* Action item *
Emit all the data exactly as provided.

* Records for the exercise *
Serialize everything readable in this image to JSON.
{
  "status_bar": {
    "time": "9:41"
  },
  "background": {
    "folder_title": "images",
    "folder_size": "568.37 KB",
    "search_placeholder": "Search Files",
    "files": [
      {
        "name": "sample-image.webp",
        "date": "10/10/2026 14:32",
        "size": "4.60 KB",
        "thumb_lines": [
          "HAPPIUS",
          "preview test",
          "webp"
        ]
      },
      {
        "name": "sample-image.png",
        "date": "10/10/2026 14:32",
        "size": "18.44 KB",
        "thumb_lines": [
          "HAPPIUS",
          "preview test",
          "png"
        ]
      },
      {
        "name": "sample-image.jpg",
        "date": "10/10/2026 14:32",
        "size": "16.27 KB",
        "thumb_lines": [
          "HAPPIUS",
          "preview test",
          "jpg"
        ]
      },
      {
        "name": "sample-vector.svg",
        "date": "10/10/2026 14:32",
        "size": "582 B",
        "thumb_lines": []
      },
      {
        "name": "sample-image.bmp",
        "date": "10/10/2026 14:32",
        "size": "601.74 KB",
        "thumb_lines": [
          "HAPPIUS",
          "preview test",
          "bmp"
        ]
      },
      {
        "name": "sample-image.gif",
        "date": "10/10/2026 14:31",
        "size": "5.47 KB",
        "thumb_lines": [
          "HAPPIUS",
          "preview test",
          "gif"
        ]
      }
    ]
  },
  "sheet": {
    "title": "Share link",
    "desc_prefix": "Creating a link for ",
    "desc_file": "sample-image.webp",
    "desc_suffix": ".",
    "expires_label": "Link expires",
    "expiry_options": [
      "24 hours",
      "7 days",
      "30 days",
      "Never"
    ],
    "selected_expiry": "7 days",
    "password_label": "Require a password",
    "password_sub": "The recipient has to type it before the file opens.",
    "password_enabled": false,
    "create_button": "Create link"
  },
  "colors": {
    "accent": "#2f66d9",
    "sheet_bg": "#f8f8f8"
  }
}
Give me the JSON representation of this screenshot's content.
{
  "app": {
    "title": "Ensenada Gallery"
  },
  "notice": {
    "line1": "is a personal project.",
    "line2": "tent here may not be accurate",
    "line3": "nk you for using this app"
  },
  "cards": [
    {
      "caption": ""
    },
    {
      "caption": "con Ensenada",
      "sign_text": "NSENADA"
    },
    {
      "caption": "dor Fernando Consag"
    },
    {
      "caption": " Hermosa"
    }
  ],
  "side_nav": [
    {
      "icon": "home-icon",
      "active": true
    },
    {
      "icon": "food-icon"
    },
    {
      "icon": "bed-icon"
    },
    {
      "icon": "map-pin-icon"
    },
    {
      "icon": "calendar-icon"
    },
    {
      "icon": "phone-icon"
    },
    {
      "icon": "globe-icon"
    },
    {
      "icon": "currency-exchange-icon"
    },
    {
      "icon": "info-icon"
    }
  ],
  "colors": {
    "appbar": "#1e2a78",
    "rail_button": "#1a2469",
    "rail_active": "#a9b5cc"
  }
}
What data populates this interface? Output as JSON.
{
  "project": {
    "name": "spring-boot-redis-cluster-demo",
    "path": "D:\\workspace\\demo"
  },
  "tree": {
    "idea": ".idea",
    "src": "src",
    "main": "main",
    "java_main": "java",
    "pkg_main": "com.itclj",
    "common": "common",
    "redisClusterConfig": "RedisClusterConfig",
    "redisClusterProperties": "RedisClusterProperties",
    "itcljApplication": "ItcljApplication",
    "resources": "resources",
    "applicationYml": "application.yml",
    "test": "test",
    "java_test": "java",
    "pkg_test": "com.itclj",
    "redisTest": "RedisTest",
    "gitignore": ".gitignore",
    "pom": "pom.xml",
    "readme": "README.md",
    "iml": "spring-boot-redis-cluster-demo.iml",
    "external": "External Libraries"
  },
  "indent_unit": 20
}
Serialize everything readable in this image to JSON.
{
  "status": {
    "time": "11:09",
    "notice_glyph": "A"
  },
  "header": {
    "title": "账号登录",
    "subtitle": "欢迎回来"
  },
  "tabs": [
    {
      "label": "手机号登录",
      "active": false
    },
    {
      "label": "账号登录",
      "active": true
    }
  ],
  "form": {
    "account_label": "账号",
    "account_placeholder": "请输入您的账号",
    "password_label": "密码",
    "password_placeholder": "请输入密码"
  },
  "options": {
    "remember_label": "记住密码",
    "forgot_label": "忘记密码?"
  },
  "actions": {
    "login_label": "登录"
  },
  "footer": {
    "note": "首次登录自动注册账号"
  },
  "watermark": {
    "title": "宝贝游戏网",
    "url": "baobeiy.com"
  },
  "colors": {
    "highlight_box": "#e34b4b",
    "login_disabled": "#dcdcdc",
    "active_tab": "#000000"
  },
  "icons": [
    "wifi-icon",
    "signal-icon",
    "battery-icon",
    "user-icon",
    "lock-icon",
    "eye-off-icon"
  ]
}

* Written response *
Serialize everything readable in this image to JSON.
{
  "status_bar": {
    "time": "9:41"
  },
  "background": {
    "folder_title": "images",
    "folder_size": "568.37 KB",
    "search_placeholder": "Search Files",
    "files": [
      {
        "name": "sample-image.webp",
        "date": "10/10/2026 14:32",
        "size": "4.60 KB",
        "thumb_lines": [
          "HAPPIUS",
          "preview test",
          "webp"
        ]
      },
      {
        "name": "sample-image.png",
        "date": "10/10/2026 14:32",
        "size": "18.44 KB",
        "thumb_lines": [
          "HAPPIUS",
          "preview test",
          "png"
        ]
      },
      {
        "name": "sample-image.jpg",
        "date": "10/10/2026 14:32",
        "size": "16.27 KB",
        "thumb_lines": [
          "HAPPIUS",
          "preview test",
          "jpg"
        ]
      },
      {
        "name": "sample-vector.svg",
        "date": "10/10/2026 14:32",
        "size": "582 B",
        "thumb_lines": []
      },
      {
        "name": "sample-image.bmp",
        "date": "10/10/2026 14:32",
        "size": "601.74 KB",
        "thumb_lines": [
          "HAPPIUS",
          "preview test",
          "bmp"
        ]
      },
      {
        "name": "sample-image.gif",
        "date": "10/10/2026 14:31",
        "size": "5.47 KB",
        "thumb_lines": [
          "HAPPIUS",
          "preview test",
          "gif"
        ]
      }
    ]
  },
  "sheet": {
    "title": "Share link",
    "desc_prefix": "Creating a link for ",
    "desc_file": "sample-image.webp",
    "desc_suffix": ".",
    "expires_label": "Link expires",
    "expiry_options": [
      "24 hours",
      "7 days",
      "30 days",
      "Never"
    ],
    "selected_expiry": "7 days",
    "password_label": "Require a password",
    "password_sub": "The recipient has to type it before the file opens.",
    "password_enabled": false,
    "create_button": "Create link"
  },
  "colors": {
    "accent": "#2f66d9",
    "sheet_bg": "#f8f8f8"
  }
}
Give me the JSON representation of this screenshot's content.
{
  "app": {
    "title": "Ensenada Gallery"
  },
  "notice": {
    "line1": "is a personal project.",
    "line2": "tent here may not be accurate",
    "line3": "nk you for using this app"
  },
  "cards": [
    {
      "caption": ""
    },
    {
      "caption": "con Ensenada",
      "sign_text": "NSENADA"
    },
    {
      "caption": "dor Fernando Consag"
    },
    {
      "caption": " Hermosa"
    }
  ],
  "side_nav": [
    {
      "icon": "home-icon",
      "active": true
    },
    {
      "icon": "food-icon"
    },
    {
      "icon": "bed-icon"
    },
    {
      "icon": "map-pin-icon"
    },
    {
      "icon": "calendar-icon"
    },
    {
      "icon": "phone-icon"
    },
    {
      "icon": "globe-icon"
    },
    {
      "icon": "currency-exchange-icon"
    },
    {
      "icon": "info-icon"
    }
  ],
  "colors": {
    "appbar": "#1e2a78",
    "rail_button": "#1a2469",
    "rail_active": "#a9b5cc"
  }
}
What data populates this interface? Output as JSON.
{
  "project": {
    "name": "spring-boot-redis-cluster-demo",
    "path": "D:\\workspace\\demo"
  },
  "tree": {
    "idea": ".idea",
    "src": "src",
    "main": "main",
    "java_main": "java",
    "pkg_main": "com.itclj",
    "common": "common",
    "redisClusterConfig": "RedisClusterConfig",
    "redisClusterProperties": "RedisClusterProperties",
    "itcljApplication": "ItcljApplication",
    "resources": "resources",
    "applicationYml": "application.yml",
    "test": "test",
    "java_test": "java",
    "pkg_test": "com.itclj",
    "redisTest": "RedisTest",
    "gitignore": ".gitignore",
    "pom": "pom.xml",
    "readme": "README.md",
    "iml": "spring-boot-redis-cluster-demo.iml",
    "external": "External Libraries"
  },
  "indent_unit": 20
}
Serialize everything readable in this image to JSON.
{
  "status": {
    "time": "11:09",
    "notice_glyph": "A"
  },
  "header": {
    "title": "账号登录",
    "subtitle": "欢迎回来"
  },
  "tabs": [
    {
      "label": "手机号登录",
      "active": false
    },
    {
      "label": "账号登录",
      "active": true
    }
  ],
  "form": {
    "account_label": "账号",
    "account_placeholder": "请输入您的账号",
    "password_label": "密码",
    "password_placeholder": "请输入密码"
  },
  "options": {
    "remember_label": "记住密码",
    "forgot_label": "忘记密码?"
  },
  "actions": {
    "login_label": "登录"
  },
  "footer": {
    "note": "首次登录自动注册账号"
  },
  "watermark": {
    "title": "宝贝游戏网",
    "url": "baobeiy.com"
  },
  "colors": {
    "highlight_box": "#e34b4b",
    "login_disabled": "#dcdcdc",
    "active_tab": "#000000"
  },
  "icons": [
    "wifi-icon",
    "signal-icon",
    "battery-icon",
    "user-icon",
    "lock-icon",
    "eye-off-icon"
  ]
}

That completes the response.